Records excerpted from a collection
--------------------

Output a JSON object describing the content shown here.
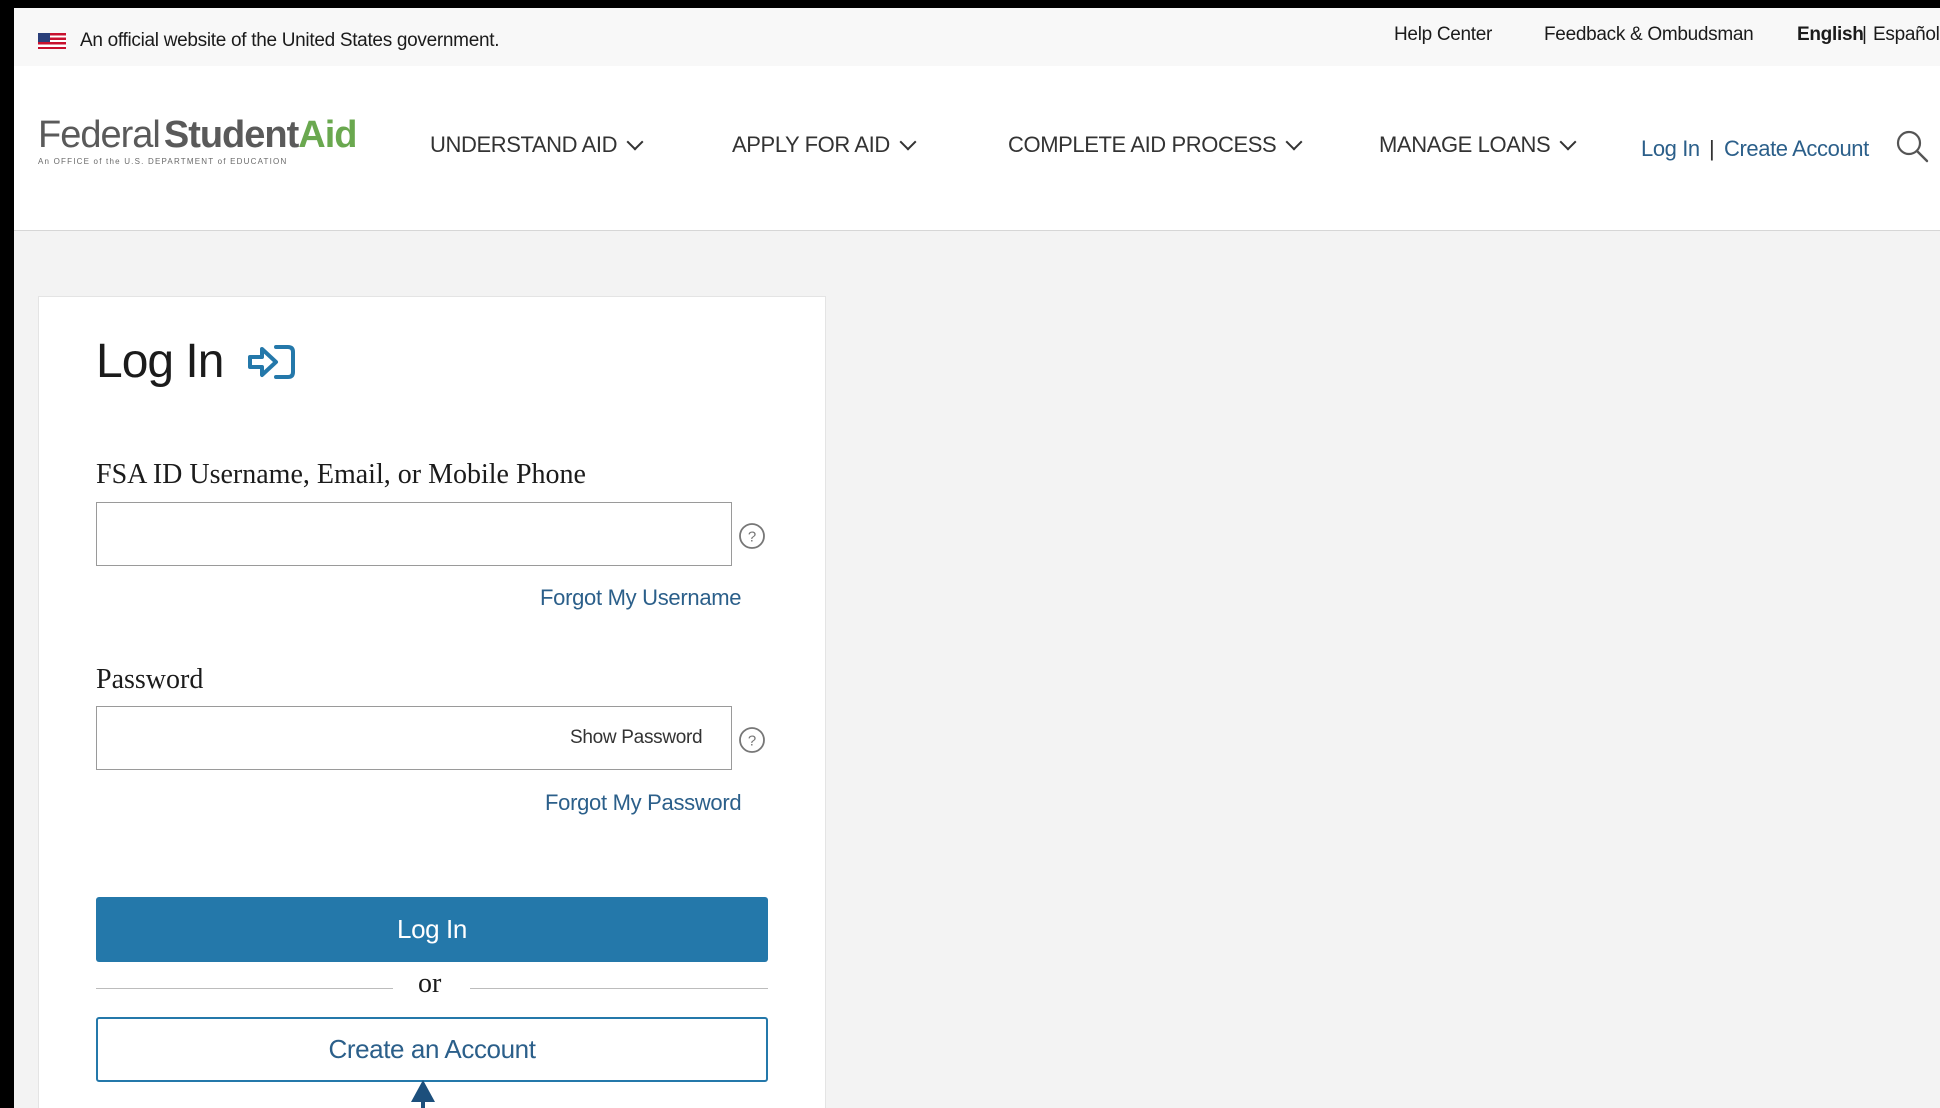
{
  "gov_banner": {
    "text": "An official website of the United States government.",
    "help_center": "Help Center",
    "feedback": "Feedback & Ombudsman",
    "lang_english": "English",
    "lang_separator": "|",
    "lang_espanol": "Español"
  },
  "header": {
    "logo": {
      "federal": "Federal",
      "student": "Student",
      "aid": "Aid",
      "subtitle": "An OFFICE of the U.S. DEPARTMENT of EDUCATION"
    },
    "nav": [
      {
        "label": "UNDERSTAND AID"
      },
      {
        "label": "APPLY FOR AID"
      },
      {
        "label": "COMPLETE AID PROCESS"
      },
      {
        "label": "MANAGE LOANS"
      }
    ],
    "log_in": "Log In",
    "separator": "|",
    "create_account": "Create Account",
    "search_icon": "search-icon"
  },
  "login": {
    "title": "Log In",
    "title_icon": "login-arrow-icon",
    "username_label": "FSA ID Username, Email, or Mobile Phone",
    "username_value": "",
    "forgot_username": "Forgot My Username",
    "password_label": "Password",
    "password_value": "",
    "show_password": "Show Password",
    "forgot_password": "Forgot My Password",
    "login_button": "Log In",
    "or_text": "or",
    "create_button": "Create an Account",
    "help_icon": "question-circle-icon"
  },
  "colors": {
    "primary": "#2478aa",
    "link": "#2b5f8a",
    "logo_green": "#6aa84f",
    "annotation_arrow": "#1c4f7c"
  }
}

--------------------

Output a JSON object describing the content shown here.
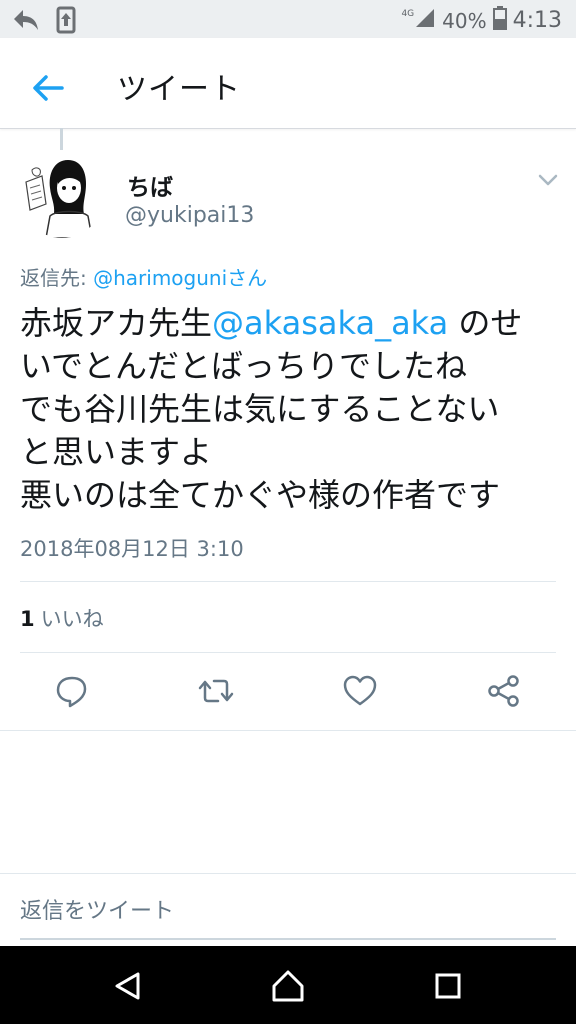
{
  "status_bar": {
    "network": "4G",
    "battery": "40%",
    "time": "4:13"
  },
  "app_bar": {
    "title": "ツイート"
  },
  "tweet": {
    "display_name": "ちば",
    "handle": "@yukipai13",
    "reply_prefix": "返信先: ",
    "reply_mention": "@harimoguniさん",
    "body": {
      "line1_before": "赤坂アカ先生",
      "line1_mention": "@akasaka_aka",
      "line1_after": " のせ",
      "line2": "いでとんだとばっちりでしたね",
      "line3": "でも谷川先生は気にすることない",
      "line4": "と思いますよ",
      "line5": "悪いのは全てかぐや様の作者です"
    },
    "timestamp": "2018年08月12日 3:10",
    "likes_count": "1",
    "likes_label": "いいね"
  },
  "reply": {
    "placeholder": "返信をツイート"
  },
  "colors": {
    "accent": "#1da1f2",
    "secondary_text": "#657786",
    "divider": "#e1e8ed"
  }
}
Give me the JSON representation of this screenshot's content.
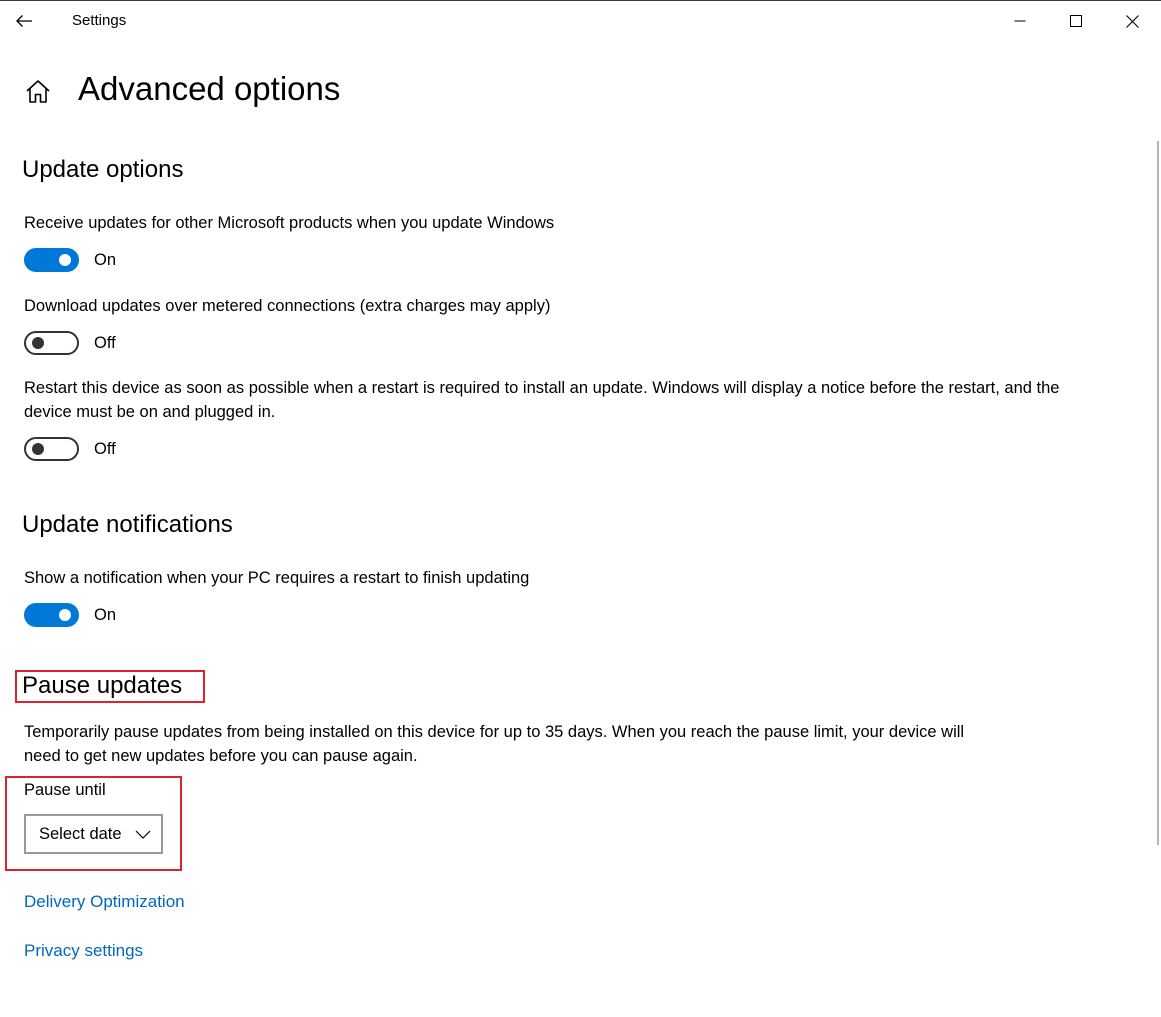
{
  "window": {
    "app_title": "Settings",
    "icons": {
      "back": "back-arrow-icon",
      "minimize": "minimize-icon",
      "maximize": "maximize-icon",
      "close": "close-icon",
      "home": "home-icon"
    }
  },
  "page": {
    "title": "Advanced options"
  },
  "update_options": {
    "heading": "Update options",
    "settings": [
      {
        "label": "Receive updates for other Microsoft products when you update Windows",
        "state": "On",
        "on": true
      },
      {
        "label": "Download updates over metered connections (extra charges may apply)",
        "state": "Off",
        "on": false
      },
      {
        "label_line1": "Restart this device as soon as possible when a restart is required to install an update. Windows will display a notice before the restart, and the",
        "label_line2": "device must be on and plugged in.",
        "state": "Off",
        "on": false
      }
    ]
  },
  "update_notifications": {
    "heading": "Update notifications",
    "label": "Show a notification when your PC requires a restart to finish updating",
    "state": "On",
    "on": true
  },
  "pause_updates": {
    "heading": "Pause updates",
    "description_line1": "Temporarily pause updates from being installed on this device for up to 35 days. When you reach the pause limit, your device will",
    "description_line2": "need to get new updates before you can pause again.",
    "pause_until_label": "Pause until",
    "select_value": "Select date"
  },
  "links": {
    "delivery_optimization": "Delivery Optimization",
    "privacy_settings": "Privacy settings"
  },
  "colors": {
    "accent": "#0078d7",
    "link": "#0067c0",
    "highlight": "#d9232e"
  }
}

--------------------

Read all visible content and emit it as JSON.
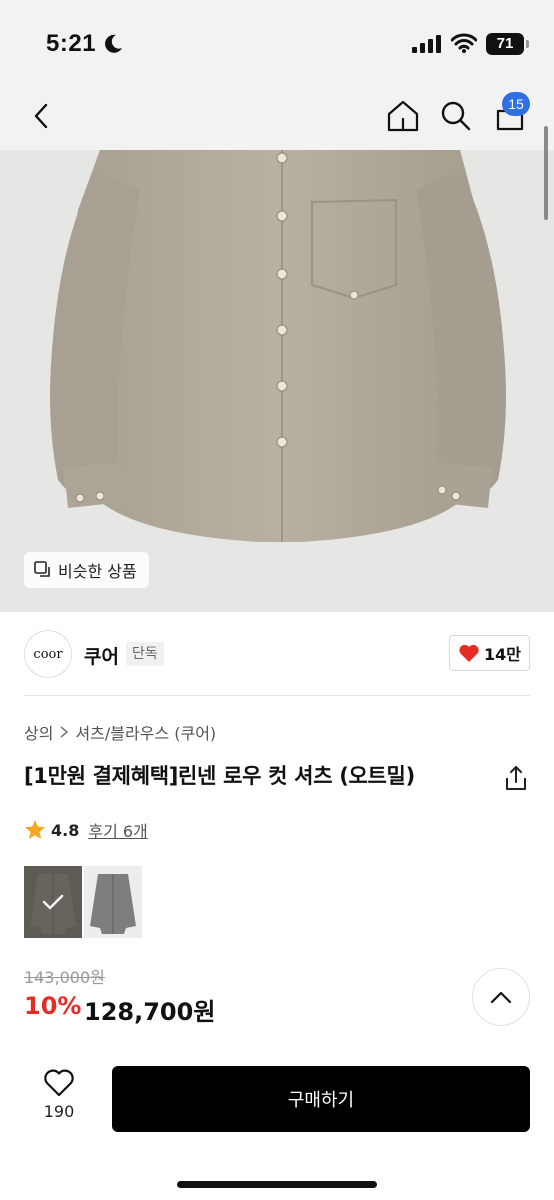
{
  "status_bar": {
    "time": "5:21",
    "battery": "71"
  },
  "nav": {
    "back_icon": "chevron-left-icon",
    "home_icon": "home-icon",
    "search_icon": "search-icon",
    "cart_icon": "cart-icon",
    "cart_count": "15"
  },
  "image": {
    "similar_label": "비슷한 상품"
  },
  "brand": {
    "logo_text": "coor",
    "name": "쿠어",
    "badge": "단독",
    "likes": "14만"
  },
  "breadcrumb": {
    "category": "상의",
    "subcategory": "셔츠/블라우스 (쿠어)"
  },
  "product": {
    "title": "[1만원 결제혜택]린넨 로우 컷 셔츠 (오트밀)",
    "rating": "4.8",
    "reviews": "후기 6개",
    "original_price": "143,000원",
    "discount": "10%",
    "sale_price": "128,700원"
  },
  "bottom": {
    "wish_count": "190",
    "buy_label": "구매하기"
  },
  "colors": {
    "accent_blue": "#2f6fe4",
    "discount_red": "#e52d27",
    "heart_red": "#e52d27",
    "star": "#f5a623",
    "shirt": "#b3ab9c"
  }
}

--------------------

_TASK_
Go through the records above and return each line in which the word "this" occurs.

_OUTPUT OF THE TASK_
Give me the JSON representation of this screenshot's content.
        "label_line1": "Restart this device as soon as possible when a restart is required to install an update. Windows will display a notice before the restart, and the",
    "description_line1": "Temporarily pause updates from being installed on this device for up to 35 days. When you reach the pause limit, your device will",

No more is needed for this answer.